This forum is about wrong numbers in science, politics and the media. It respects good science and good English.
Sorry for the side-track, but you mentioned being hauled off to the cashpoints. I've obviously been out of the UK for too long. There's some sense in spot-fines and it's high time they were introduced in the UK for trivial acts of negligence. They're (here at least - Germany) proportionate (€10 or €15 is typical for a parking offence, for example as opposed to minimum £60 in the UK), eliminate bureaucratic back-and-forth, and if you feel it's wrong, you can simply refuse to pay it, and invite the authorities to take you to court, where you'll face exactly the same fine plus costs. Or do the whole thing by post if you don't have any cash.
Oh, and AFAIK only police officers, traffic wardens, public prosecutors and ticket inspectors on public transport have the power to issue them. I've never heard of councils going around fining people. Where did they get that legal power from?
If, next time I am in the UK, and some non-police officer goon tries to spot-fine me, would I be placing myself at an unacceptable risk by refusing to pay it?
Pretty well anyone, it seems, can be appointed or authorised to issue fines, on the spot or in the post. This includes everything from littering the street, putting the wrong rubbish in the wrong bins, putting household waste in public rubbish bins (a man put a piece of junk mail in a street litter bin and was tracked down and fined). Fines are issued for overfilling rubbish bins....
Apparently the list of people who now have a legal right to enter your home is pretty extensive now aswell.

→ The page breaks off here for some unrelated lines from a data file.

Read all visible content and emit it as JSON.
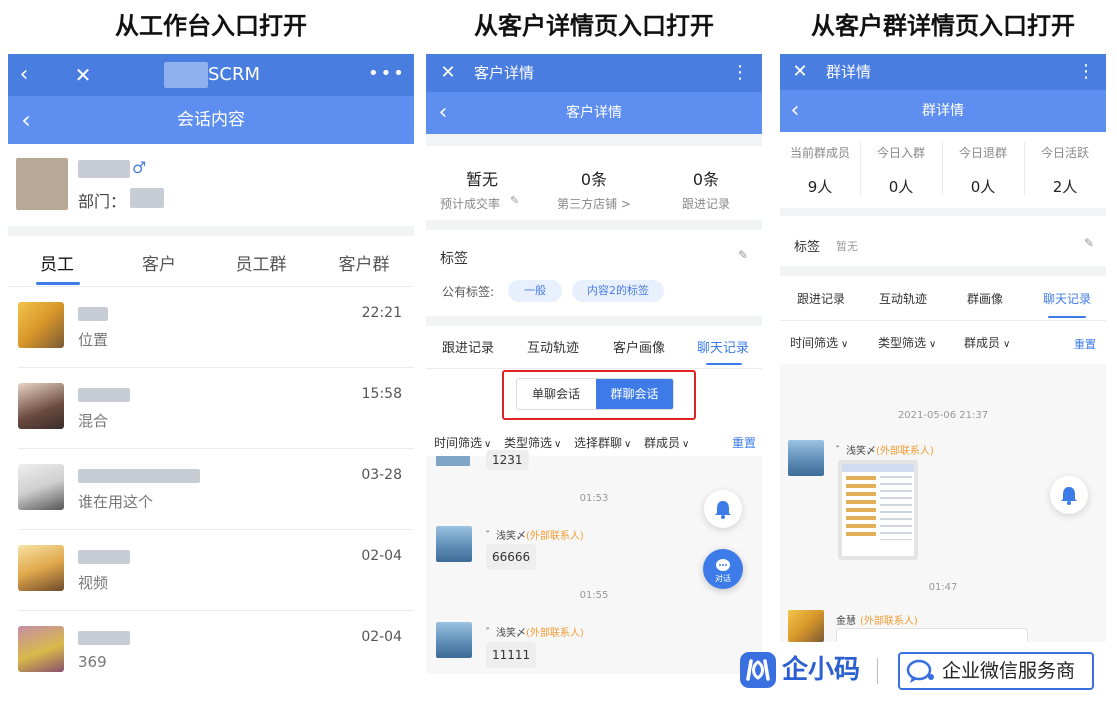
{
  "headings": {
    "h1": "从工作台入口打开",
    "h2": "从客户详情页入口打开",
    "h3": "从客户群详情页入口打开"
  },
  "panel1": {
    "app_title": "SCRM",
    "page_title": "会话内容",
    "dept_label": "部门：",
    "gender_symbol": "♂",
    "tabs": [
      "员工",
      "客户",
      "员工群",
      "客户群"
    ],
    "conversations": [
      {
        "preview": "位置",
        "time": "22:21"
      },
      {
        "preview": "混合",
        "time": "15:58"
      },
      {
        "preview": "谁在用这个",
        "time": "03-28"
      },
      {
        "preview": "视频",
        "time": "02-04"
      },
      {
        "preview": "369",
        "time": "02-04"
      }
    ]
  },
  "panel2": {
    "title_top": "客户详情",
    "title_sub": "客户详情",
    "stats": [
      {
        "value": "暂无",
        "label": "预计成交率"
      },
      {
        "value": "0条",
        "label": "第三方店铺 >"
      },
      {
        "value": "0条",
        "label": "跟进记录"
      }
    ],
    "tags_title": "标签",
    "public_tags_label": "公有标签:",
    "tags": [
      "一般",
      "内容2的标签"
    ],
    "tabs": [
      "跟进记录",
      "互动轨迹",
      "客户画像",
      "聊天记录"
    ],
    "toggle": [
      "单聊会话",
      "群聊会话"
    ],
    "filters": [
      "时间筛选",
      "类型筛选",
      "选择群聊",
      "群成员"
    ],
    "reset": "重置",
    "partial_msg": "1231",
    "messages": [
      {
        "time": "01:53",
        "sender": "゛浅笑〆",
        "tag": "(外部联系人)",
        "text": "66666"
      },
      {
        "time": "01:55",
        "sender": "゛浅笑〆",
        "tag": "(外部联系人)",
        "text": "11111"
      }
    ],
    "chat_fab_label": "对话"
  },
  "panel3": {
    "title_top": "群详情",
    "title_sub": "群详情",
    "stats": [
      {
        "label": "当前群成员",
        "value": "9人"
      },
      {
        "label": "今日入群",
        "value": "0人"
      },
      {
        "label": "今日退群",
        "value": "0人"
      },
      {
        "label": "今日活跃",
        "value": "2人"
      }
    ],
    "tags_title": "标签",
    "tags_value": "暂无",
    "tabs": [
      "跟进记录",
      "互动轨迹",
      "群画像",
      "聊天记录"
    ],
    "filters": [
      "时间筛选",
      "类型筛选",
      "群成员"
    ],
    "reset": "重置",
    "msg1_time": "2021-05-06 21:37",
    "msg1_sender": "゛浅笑〆",
    "msg1_tag": "(外部联系人)",
    "msg2_time": "01:47",
    "msg2_sender": "金慧",
    "msg2_tag": "(外部联系人)"
  },
  "footer": {
    "logo_text": "企小码",
    "badge_text": "企业微信服务商"
  },
  "colors": {
    "primary": "#4a7de0",
    "primary_light": "#5d8ef0",
    "accent_orange": "#f39c33",
    "highlight_red": "#e02424"
  }
}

In the context of the main theme, it appears only 28% of people thought plastic police (Police and Community Support Officers) were of any use. The Home Office then invested $400,000 in a "fly on the wall" documentry. After the series showed the public appreciation was recorded as over 60% so they spent another £400,000 on the next series.
Now I suppose the PCSOs could have got their act together but I doubt it.
This represents a dangerous new approach to meeting the public's expectations; if you can't actually deliver the service, just invest in some programs and the public will think you have.